NEW YORK CITY—A major deal has been struck to bring much needed capital to rehab 20,139 units in 21 public housing developments in New York City.

The effort also provides ongoing federal operating subsidies for 11,743 of the units.

The complex deal, which uses public and private funds, is likely one of the nation’s largest affordable housing transactions.

The Department of Housing and Urban Development (HUD) on Monday gave the go-ahead for the New York City Housing Authority (NYCHA) to use $108 million that it had received from HUD through the American Recovery and Reinvestment Act of 2009. HUD awarded 3,400 public housing authorities nearly $3 billion in recovery funds to make capital improvements to their public housing. New York received $423 million of this funding.

In February, HUD approved a plan for NYCHA to enter into two mixed-finance transactions that call for the New York Housing Development Corp. to issue bonds on the private market to raise capital that will be combined with the federal funding to rehab the apartments.

Under the plan, Citigroup will provide $576 million by buying $366 million in tax-exempt bonds and spending about $210 million to purchase low-income housing tax credits (LIHTCs), according to reports.

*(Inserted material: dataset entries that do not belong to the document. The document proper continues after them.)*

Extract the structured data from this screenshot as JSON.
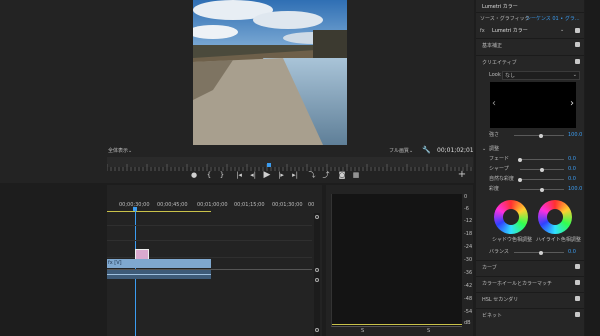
{
  "monitor": {
    "zoom": "全体表示",
    "quality": "フル画質",
    "timecode": "00;01;02;01"
  },
  "timeline": {
    "ruler_labels": [
      "00;00;30;00",
      "00;00;45;00",
      "00;01;00;00",
      "00;01;15;00",
      "00;01;30;00",
      "00"
    ],
    "track_label": "fx [V]"
  },
  "scope": {
    "tick_labels": [
      "0",
      "-6",
      "-12",
      "-18",
      "-24",
      "-30",
      "-36",
      "-42",
      "-48",
      "-54",
      "dB"
    ],
    "bottom_labels": [
      "S",
      "S"
    ]
  },
  "lumetri": {
    "title": "Lumetri カラー",
    "source_label": "ソース・グラフィック",
    "sequence_label": "シーケンス 01 • グラ...",
    "fx_label": "fx",
    "effect_name": "Lumetri カラー",
    "sections": {
      "basic": "基本補正",
      "creative": "クリエイティブ",
      "curves": "カーブ",
      "color_wheels": "カラーホイールとカラーマッチ",
      "hsl": "HSL セカンダリ",
      "vignette": "ビネット"
    },
    "look_label": "Look",
    "look_value": "なし",
    "intensity_label": "強さ",
    "intensity_value": "100.0",
    "adjust_label": "調整",
    "adjustments": [
      {
        "label": "フェード",
        "value": "0.0",
        "level": 0.0
      },
      {
        "label": "シャープ",
        "value": "0.0",
        "level": 0.5
      },
      {
        "label": "自然な彩度",
        "value": "0.0",
        "level": 0.0
      },
      {
        "label": "彩度",
        "value": "100.0",
        "level": 0.5
      }
    ],
    "wheel_labels": [
      "シャドウ色相調整",
      "ハイライト色相調整"
    ],
    "balance_label": "バランス",
    "balance_value": "0.0"
  }
}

“This is a unique, highly structured transaction designed to take advantage of an opportunity presented by the American Reinvestment and Recovery Act,” said Richard Gerwitz, managing director at Citi. “Public housing units are being transferred to a newly created special purpose entity where Citi is the sole investor and primary lender, $366 million in privately purchased bonds and $210 million in LIHTC equity. Because all of the private-activity bonds couldn't be allocated in one year, we entered into forward purchase contracts to acquire bonds in 2010 and 2011, in addition to the $150 million we bought today. Those contracts have specific purchase prices and spreads, locking in the projects’ cost of acquisition and rehabilitation funding.”

The result provides substantial benefits to NYCHA and the residents of these projects—$300 million of needed rehabilitation work and $60 million a year in additional operating subsidy from HUD for at least 20 years, Gerwitz added.

The apartments were built between 1949 and 1978, using city and state obligation bonds. For almost a decade, these units were owned, managed, and maintained by the housing authority without operating funds from the city or the state. In 1995, HUD allowed NYCHA to bring the 21 developments into its public housing portfolio, which allowed the local agency to use federal subsidies to maintain the housing. However, the arrangement was draining resources that are allocated to maintain the city’s original public housing units.

In 2008, HUD approved a request to convert 8,400 of the 20,139 former state units from public housing to the housing choice voucher program or for non-dwelling use. Under the arrangement, beginning in 2011, the approximately 11,700 remaining units will be eligible to receive HUD operating subsidies. HUD estimates that the housing authority will receive between $65 million and $75 million more in operating subsidies to maintain these apartments. NYCHA received about $991 million in operating funding in 2009.